▸ EXERCISE
For the material that follows, work out how many lines hold the word "Insert" and answer only with the number.

▸ TASK INPUT

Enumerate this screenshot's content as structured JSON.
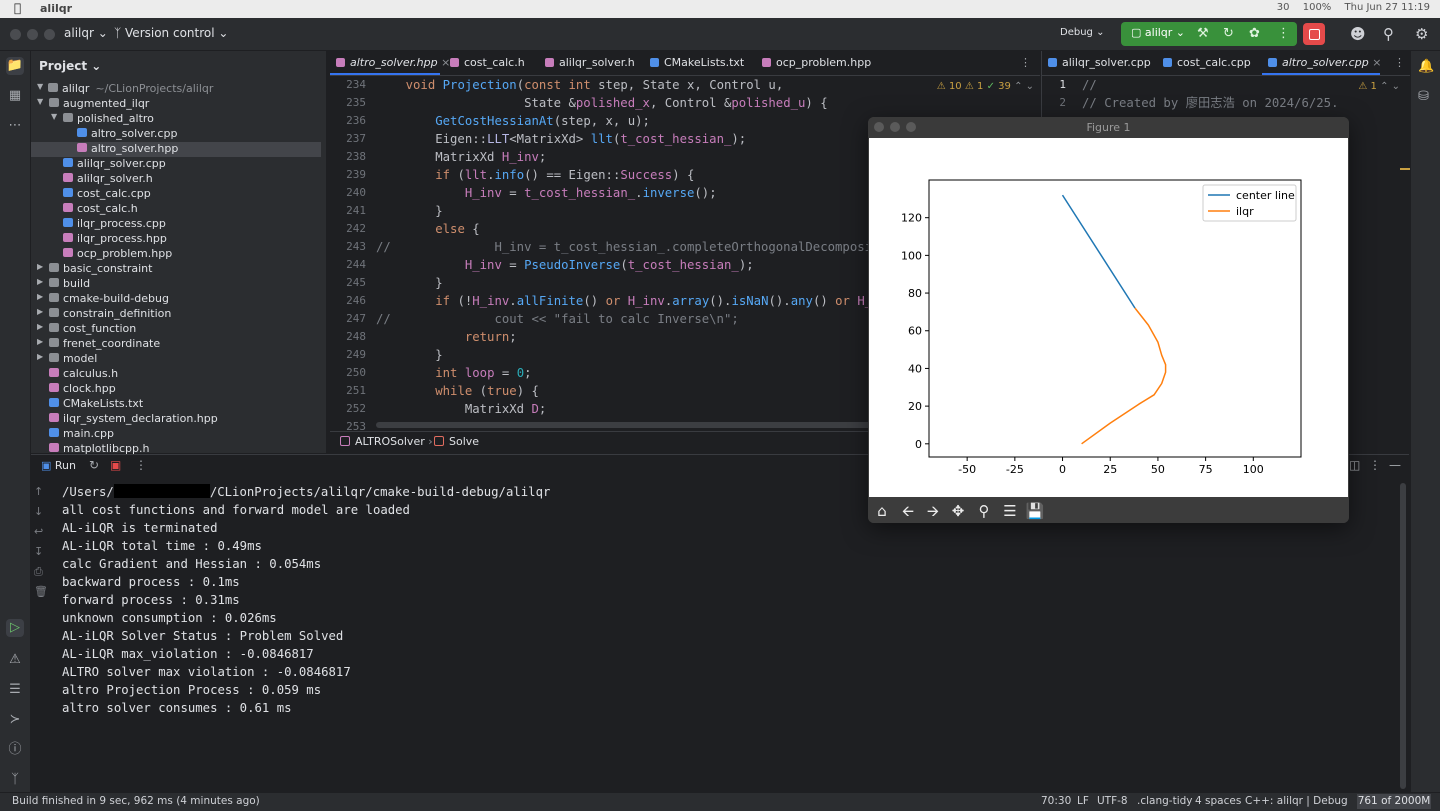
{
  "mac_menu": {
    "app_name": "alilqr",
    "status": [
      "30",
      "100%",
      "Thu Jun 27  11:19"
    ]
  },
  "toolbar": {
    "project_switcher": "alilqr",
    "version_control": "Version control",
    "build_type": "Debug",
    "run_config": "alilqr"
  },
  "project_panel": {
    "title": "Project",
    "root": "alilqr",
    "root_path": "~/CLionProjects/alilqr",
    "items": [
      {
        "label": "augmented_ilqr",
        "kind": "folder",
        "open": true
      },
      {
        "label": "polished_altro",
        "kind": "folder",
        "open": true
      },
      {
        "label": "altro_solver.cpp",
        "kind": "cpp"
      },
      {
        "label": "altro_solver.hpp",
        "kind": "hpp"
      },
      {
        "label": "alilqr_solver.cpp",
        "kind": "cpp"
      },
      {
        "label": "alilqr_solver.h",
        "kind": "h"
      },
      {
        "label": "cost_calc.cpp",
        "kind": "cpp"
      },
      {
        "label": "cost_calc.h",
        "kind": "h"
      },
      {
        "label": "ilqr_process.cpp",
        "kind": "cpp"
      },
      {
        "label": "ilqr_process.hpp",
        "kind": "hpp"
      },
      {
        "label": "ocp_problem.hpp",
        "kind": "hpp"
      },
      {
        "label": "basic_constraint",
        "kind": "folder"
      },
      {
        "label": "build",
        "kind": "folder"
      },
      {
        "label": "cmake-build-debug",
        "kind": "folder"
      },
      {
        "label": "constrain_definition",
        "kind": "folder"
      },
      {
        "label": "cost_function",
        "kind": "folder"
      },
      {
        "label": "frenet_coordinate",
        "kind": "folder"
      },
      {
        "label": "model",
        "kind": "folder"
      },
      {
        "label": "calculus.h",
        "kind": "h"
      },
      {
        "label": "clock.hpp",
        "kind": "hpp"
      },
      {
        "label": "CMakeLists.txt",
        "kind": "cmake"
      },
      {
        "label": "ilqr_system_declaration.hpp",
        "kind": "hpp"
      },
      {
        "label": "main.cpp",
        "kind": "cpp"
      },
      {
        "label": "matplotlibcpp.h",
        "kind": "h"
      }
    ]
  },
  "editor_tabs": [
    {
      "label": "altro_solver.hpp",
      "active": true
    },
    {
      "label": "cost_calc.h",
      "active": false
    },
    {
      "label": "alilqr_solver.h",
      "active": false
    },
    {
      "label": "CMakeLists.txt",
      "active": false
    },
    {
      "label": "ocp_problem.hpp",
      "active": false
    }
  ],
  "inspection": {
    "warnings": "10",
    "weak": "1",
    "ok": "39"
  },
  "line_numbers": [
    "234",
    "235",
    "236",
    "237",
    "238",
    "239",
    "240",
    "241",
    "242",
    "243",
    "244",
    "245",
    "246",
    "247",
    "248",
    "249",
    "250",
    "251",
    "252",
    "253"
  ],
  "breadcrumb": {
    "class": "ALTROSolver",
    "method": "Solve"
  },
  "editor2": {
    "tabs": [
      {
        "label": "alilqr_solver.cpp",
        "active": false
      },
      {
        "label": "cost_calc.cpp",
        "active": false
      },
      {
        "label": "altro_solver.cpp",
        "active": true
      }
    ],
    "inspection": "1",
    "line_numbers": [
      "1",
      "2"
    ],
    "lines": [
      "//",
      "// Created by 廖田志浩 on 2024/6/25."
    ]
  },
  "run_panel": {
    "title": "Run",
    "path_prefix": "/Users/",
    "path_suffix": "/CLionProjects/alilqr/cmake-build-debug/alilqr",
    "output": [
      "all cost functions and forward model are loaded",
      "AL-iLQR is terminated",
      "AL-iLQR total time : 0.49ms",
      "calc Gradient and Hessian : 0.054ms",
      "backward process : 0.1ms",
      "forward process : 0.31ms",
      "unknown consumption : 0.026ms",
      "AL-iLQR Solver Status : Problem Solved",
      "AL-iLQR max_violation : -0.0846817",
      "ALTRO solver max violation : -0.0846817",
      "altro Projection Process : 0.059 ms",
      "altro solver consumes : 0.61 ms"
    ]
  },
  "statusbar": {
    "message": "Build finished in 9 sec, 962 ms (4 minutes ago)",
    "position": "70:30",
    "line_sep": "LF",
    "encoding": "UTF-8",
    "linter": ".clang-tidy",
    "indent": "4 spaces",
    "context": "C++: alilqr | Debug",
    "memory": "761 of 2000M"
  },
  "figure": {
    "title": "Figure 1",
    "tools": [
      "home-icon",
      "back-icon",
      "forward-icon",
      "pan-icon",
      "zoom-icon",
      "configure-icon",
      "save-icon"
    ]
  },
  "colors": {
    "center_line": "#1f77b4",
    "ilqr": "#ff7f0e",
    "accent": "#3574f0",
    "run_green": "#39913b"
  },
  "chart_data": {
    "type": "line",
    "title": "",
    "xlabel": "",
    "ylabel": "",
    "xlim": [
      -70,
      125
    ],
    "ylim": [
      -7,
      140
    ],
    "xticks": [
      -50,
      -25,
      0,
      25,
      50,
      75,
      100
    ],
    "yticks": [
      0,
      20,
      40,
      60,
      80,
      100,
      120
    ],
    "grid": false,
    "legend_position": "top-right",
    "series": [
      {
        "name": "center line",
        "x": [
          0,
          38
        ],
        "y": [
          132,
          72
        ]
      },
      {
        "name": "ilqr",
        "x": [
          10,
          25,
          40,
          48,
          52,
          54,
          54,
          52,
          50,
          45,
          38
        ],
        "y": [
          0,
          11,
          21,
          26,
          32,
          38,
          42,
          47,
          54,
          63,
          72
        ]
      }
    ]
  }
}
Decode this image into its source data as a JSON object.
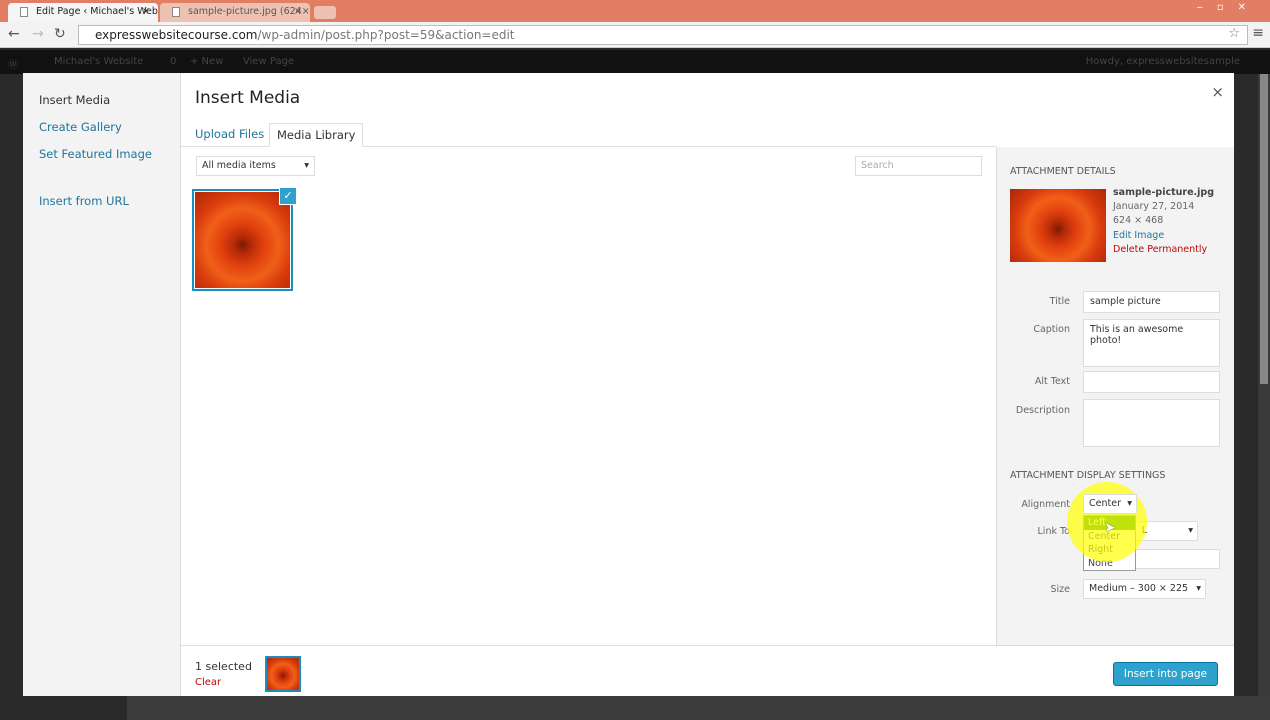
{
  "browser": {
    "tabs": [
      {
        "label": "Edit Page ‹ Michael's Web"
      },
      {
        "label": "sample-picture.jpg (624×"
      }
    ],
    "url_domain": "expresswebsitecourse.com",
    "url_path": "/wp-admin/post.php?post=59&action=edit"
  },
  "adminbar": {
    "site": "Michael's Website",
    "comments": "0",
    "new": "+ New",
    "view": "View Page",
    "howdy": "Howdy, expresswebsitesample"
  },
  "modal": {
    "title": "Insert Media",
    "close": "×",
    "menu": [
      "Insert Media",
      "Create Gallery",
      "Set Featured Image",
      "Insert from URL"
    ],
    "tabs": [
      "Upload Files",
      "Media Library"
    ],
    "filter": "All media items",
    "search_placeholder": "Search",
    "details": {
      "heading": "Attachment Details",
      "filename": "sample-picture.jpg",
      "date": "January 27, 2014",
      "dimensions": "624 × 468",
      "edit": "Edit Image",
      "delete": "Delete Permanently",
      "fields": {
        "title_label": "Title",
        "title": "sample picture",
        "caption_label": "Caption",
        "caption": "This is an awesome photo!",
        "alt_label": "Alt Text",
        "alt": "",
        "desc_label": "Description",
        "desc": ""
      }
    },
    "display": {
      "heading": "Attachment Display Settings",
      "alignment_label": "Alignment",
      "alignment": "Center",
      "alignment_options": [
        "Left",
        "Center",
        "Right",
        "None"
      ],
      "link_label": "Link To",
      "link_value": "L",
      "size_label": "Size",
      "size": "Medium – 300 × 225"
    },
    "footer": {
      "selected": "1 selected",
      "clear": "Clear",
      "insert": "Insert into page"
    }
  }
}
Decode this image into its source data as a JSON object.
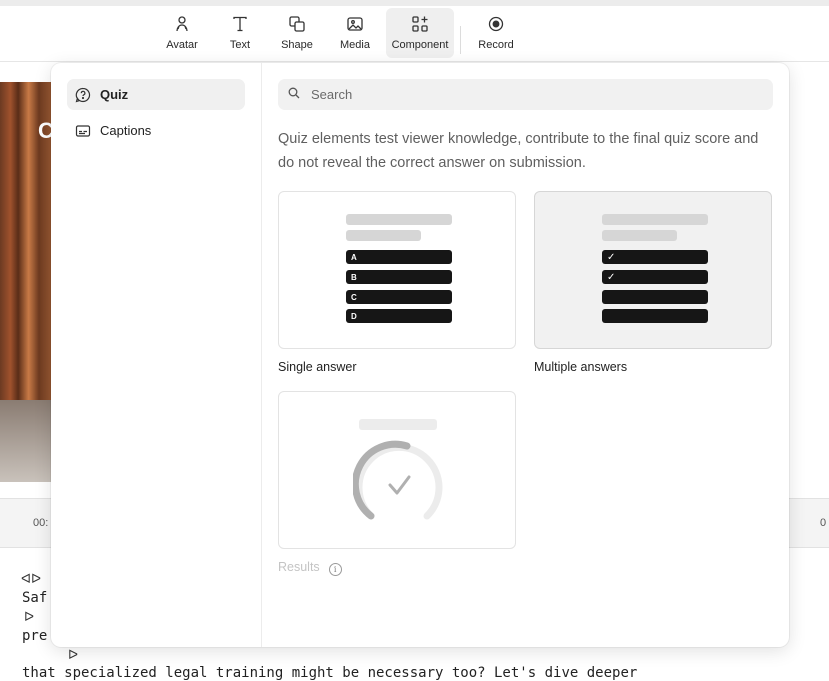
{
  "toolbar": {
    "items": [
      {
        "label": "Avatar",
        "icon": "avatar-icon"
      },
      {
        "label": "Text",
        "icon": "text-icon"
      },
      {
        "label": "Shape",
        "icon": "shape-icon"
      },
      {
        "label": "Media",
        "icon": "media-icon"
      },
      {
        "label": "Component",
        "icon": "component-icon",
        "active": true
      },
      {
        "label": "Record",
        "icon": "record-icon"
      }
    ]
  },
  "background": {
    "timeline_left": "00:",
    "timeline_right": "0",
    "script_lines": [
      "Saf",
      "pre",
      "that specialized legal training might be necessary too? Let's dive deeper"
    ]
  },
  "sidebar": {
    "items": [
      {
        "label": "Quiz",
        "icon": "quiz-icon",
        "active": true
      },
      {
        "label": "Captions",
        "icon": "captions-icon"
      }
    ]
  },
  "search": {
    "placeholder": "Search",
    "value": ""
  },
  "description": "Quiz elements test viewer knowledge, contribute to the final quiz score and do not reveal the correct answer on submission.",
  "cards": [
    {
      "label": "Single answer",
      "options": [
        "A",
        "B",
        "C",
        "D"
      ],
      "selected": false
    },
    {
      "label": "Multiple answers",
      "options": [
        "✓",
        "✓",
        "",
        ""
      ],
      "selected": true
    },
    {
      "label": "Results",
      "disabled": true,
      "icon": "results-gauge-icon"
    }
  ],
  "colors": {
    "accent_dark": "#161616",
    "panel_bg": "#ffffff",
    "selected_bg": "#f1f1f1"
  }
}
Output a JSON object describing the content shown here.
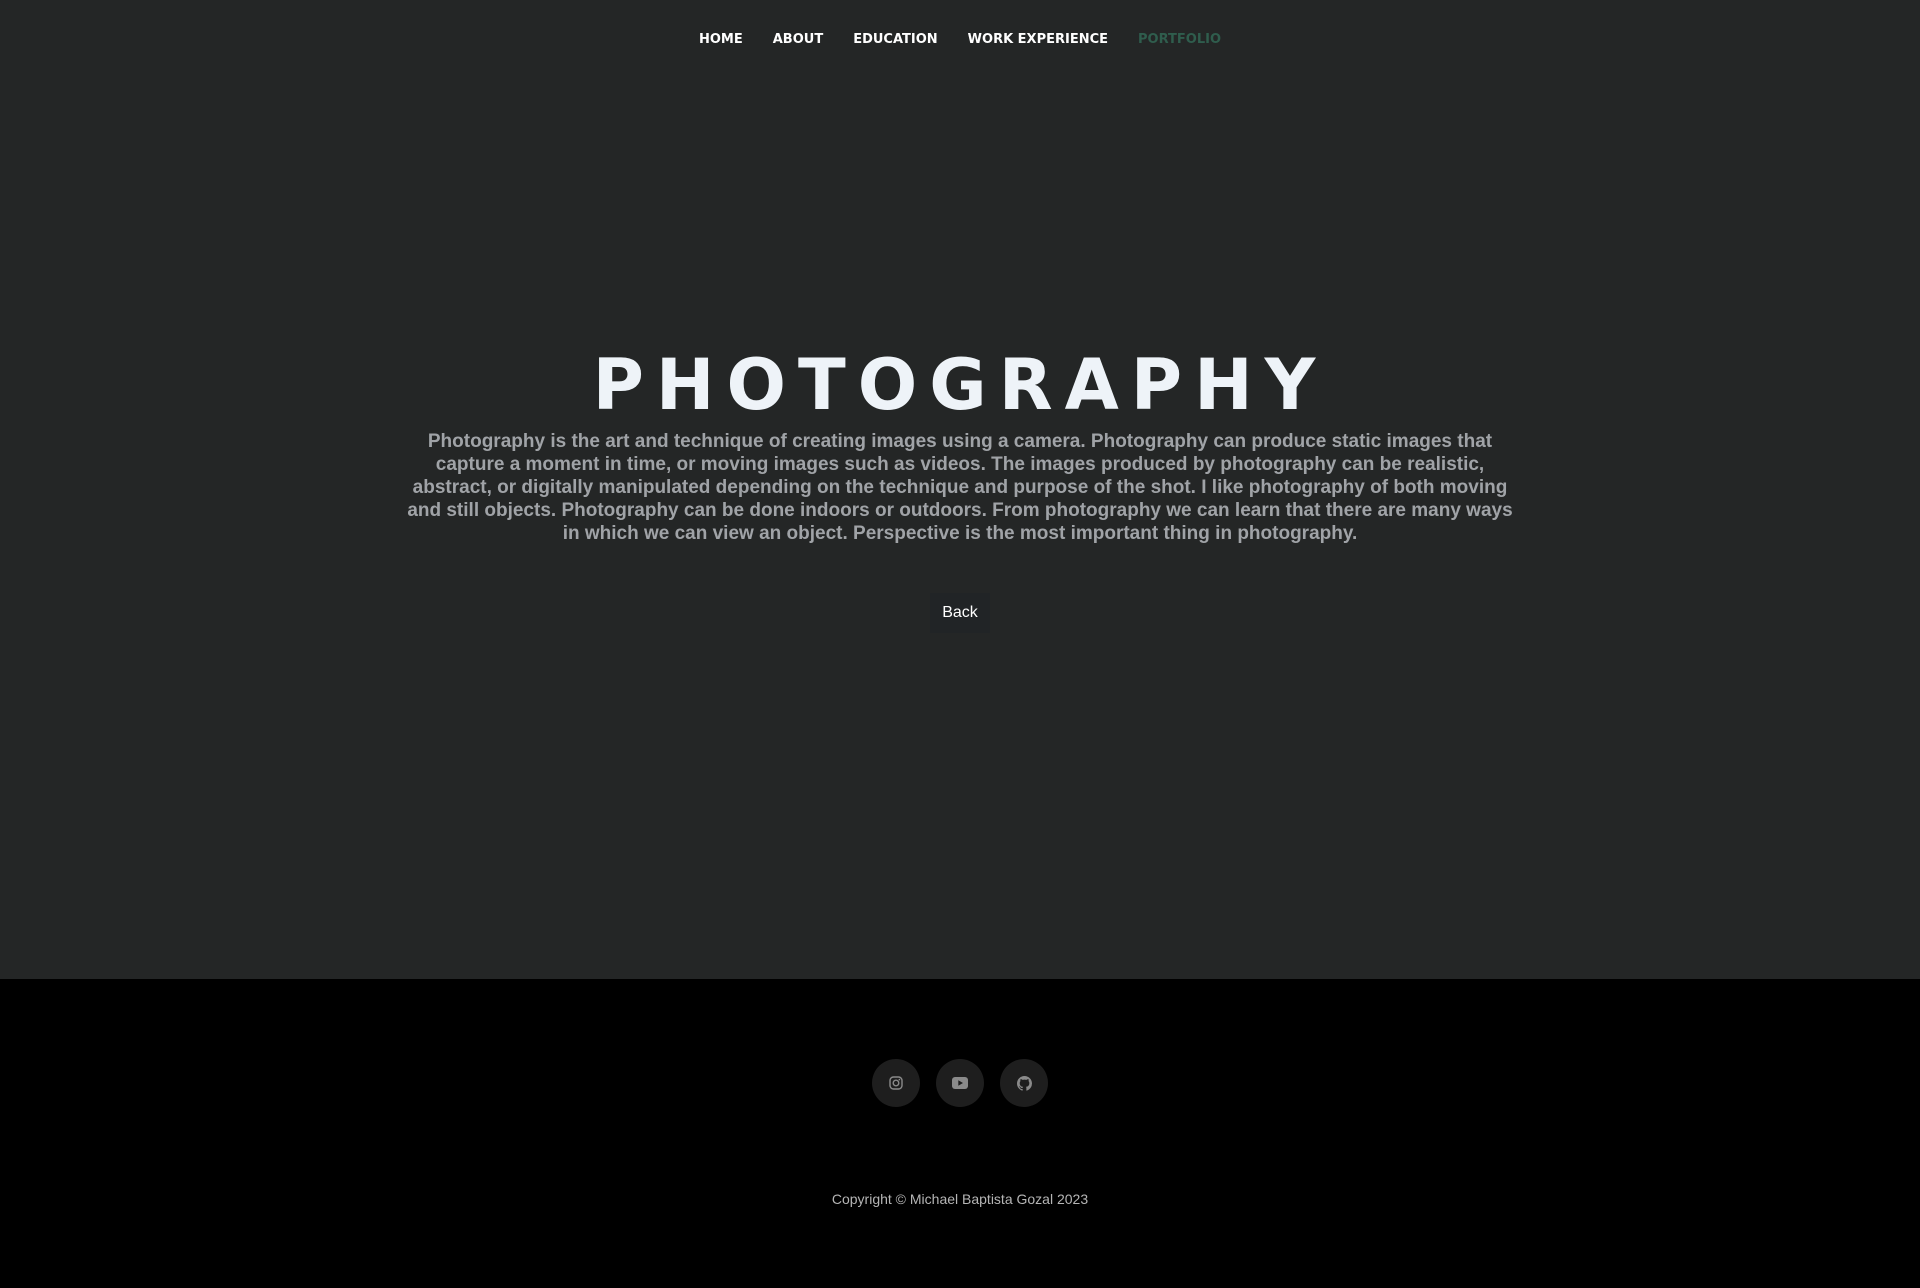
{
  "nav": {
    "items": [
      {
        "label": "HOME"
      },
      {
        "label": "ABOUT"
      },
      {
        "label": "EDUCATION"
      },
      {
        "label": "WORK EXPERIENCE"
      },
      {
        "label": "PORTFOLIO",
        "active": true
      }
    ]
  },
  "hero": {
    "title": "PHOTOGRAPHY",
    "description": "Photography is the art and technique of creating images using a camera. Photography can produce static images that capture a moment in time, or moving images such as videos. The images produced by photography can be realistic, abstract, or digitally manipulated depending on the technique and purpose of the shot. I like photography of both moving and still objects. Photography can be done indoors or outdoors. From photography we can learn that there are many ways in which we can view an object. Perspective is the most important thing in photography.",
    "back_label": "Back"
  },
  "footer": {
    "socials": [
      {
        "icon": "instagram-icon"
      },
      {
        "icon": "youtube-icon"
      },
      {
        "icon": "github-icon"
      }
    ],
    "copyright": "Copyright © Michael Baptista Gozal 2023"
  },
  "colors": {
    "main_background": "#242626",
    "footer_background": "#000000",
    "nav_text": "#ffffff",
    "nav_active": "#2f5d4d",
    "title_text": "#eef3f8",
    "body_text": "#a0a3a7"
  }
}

▸ SOLVED EXERCISE
4